2. The essence of what your business is about

Take a closer look at the product or solution you're providing for your customers, as this will guide your marketing strategy and channel choices. Two basic examples:

  • A baking business that makes the most perfect party cupcakes: That's a very visual offering, so marketing activities and channels you'll consider would also be very visual and most likely involve good photography, animations and some creative partnerships.

  • Executive business coach: Most likely, you're full of real-life advice and have a great network. So consider channels such as:

You know your business best, so really drilling into the what and the why of your product offering will help in this exercise.

3. Your knowledge of your customers

This leads to the most important factor of this exercise: Who are your customers? Where do they hang out (online and offline)? What do they read, and how do they consume news or general content? Who do they follow on social media? What do they like?

Knowing your customer is the most important thing that will dictate the rest of your marketing plan.

If you're just starting out, an educated guess based on your business plan is a good place to start. The important stage here is to prove yourself right or wrong – going ahead and starting marketing activities, seeing what's working or not, then reassessing and deciding further actions.

Don't be shy when getting to know your customers. Talk to them if you can, chat with them online, and ask important questions such as how they found your business and why they chose your brand or product. Open your mind and listen for the cues.

Brands to learn from

I've compiled a list of various brands that are worth learning from.


Oddbox and BorrowMyDoggy do a good job of explaining their concept and process and showcasing customer reviews on their homepage.

As a website visitor, you can already understand what they're about and establish brand trust in the first 10 seconds of your visit.

Email marketing

DiversifyTech newsletters are a great example of maximising every email to your community by sending the most valuable and useful content.

If you'd like to see a good example of an automated lead nurturing email sequence, sign up to Thinkific.

Social media

The GoodShip Illustration does a fantastic range of interesting, entertaining and engaging content via its social media – its weekly draw alongside live events.

Content marketing

Ted and Masterclass are good examples of recycling and using existing content for various marketing channels.

Event marketing

Live conferences and events still have strong potential for brand partnerships, especially when you're new to the market. You have a chance to engage and attract a completely new audience that's aligned with your brand values.

This is what I witnessed at the StartUp Show with Monzo Business back in January. It's an event for entrepreneurs and new businesses, and with its valuable and relevant tools and advice, Monzo Business was the ideal partner for event, providing exactly what the audience was looking for.

Public relations (PR)

The charity Pregnant then Screwed does an excellent job of regularly sharing survey results that newspapers and magazines can quote from when writing about the reality of parenthood in the UK.

Influencer marketing

#KitriGirls is the brand hashtag that lets the influencer partnerships show up on the social media of their choice and add to their reach.

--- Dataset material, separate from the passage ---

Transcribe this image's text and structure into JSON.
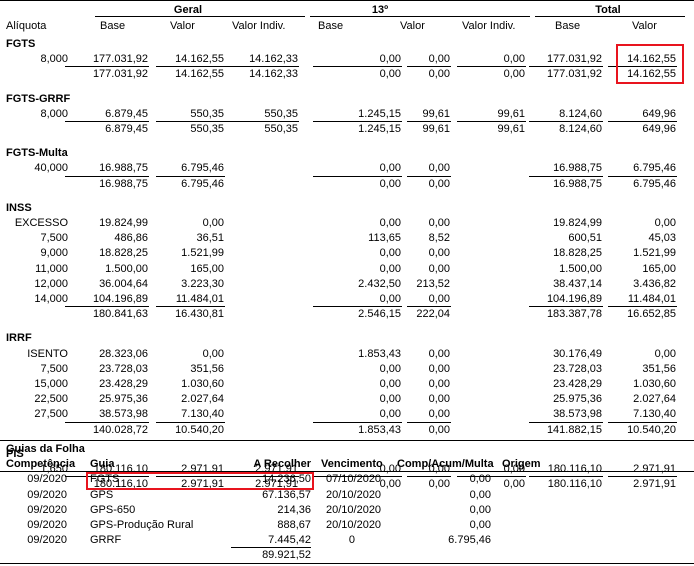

Word of mouth

It's hard to top what Monzo has achieved by turning its customers into brand champions.

Key takeaways

  • Work with your strengths in mind, and you can turn them into superpowers that will help you stand out.

  • Know your audience. This will dictate your tone of voice, the types of content you produce, and where to focus your marketing efforts.

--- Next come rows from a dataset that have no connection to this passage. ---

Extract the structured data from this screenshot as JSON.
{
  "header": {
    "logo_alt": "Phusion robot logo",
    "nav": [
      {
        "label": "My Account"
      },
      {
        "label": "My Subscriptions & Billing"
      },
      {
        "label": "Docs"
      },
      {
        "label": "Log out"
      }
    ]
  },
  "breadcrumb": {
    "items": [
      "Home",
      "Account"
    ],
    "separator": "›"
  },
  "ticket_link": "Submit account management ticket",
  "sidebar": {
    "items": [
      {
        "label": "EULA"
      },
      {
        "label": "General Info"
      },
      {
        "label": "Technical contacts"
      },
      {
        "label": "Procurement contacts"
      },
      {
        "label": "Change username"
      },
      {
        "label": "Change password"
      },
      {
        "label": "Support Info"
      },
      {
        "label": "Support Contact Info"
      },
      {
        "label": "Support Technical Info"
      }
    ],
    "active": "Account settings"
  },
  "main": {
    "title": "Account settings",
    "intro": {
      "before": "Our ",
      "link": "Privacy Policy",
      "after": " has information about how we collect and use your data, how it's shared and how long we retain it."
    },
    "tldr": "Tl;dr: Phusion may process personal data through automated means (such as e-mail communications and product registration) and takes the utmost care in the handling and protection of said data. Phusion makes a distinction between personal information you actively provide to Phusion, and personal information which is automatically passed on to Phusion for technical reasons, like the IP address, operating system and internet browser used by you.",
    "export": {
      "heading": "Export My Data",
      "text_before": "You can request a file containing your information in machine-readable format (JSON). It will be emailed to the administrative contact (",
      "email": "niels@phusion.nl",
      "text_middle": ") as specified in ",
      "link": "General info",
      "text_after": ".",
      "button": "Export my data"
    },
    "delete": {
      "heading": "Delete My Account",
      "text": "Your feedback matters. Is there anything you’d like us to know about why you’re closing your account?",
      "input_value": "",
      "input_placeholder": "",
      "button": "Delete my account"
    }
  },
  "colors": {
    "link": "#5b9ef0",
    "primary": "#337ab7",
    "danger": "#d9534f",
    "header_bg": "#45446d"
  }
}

  • Stay tuned with your marketing results – if something isn't working like it used to, it's time to review and change things.

Relevant resources

Shaz Muradova
Shaz MuradovaSM Marketing

You might also like…

Get business support right to your inbox

Subscribe to our newsletter to receive business tips, learn about new funding programmes, join upcoming events, take e-learning courses, and more.